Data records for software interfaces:
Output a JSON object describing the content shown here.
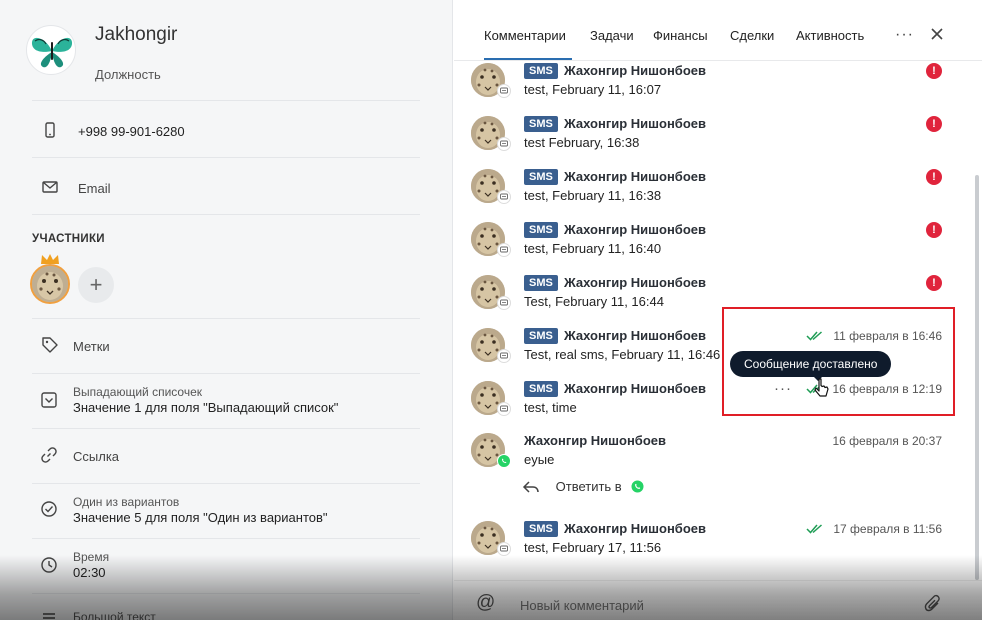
{
  "contact": {
    "name": "Jakhongir",
    "position": "Должность",
    "phone": "+998 99-901-6280",
    "email_label": "Email"
  },
  "participants": {
    "title": "УЧАСТНИКИ",
    "add_symbol": "+"
  },
  "fields": {
    "tags": "Метки",
    "dropdown_label": "Выпадающий списочек",
    "dropdown_value": "Значение 1 для поля \"Выпадающий список\"",
    "link": "Ссылка",
    "radio_label": "Один из вариантов",
    "radio_value": "Значение 5 для поля \"Один из вариантов\"",
    "time_label": "Время",
    "time_value": "02:30",
    "bigtext_label": "Большой текст"
  },
  "tabs": [
    "Комментарии",
    "Задачи",
    "Финансы",
    "Сделки",
    "Активность"
  ],
  "messages": [
    {
      "channel": "SMS",
      "author": "Жахонгир Нишонбоев",
      "text": "test, February 11, 16:07",
      "status": "error",
      "time": ""
    },
    {
      "channel": "SMS",
      "author": "Жахонгир Нишонбоев",
      "text": "test February, 16:38",
      "status": "error",
      "time": ""
    },
    {
      "channel": "SMS",
      "author": "Жахонгир Нишонбоев",
      "text": "test, February 11, 16:38",
      "status": "error",
      "time": ""
    },
    {
      "channel": "SMS",
      "author": "Жахонгир Нишонбоев",
      "text": "test, February 11, 16:40",
      "status": "error",
      "time": ""
    },
    {
      "channel": "SMS",
      "author": "Жахонгир Нишонбоев",
      "text": "Test, February 11, 16:44",
      "status": "error",
      "time": ""
    },
    {
      "channel": "SMS",
      "author": "Жахонгир Нишонбоев",
      "text": "Test, real sms, February 11, 16:46",
      "status": "delivered",
      "time": "11 февраля в 16:46"
    },
    {
      "channel": "SMS",
      "author": "Жахонгир Нишонбоев",
      "text": "test, time",
      "status": "delivered",
      "time": "16 февраля в 12:19"
    },
    {
      "channel": "WhatsApp",
      "author": "Жахонгир Нишонбоев",
      "text": "eyыe",
      "status": "",
      "time": "16 февраля в 20:37"
    },
    {
      "channel": "SMS",
      "author": "Жахонгир Нишонбоев",
      "text": "test, February 17, 11:56",
      "status": "delivered",
      "time": "17 февраля в 11:56"
    }
  ],
  "reply_label": "Ответить в",
  "tooltip": "Сообщение доставлено",
  "composer_placeholder": "Новый комментарий",
  "colors": {
    "accent": "#2a6db0",
    "sms_tag": "#3a5f8f",
    "error": "#e0243c",
    "delivered": "#1f9d55",
    "whatsapp": "#25d366",
    "highlight": "#e01e26"
  }
}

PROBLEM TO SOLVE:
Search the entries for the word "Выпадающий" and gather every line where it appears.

TASK SOLUTION:
    "dropdown_label": "Выпадающий списочек",
    "dropdown_value": "Значение 1 для поля \"Выпадающий список\"",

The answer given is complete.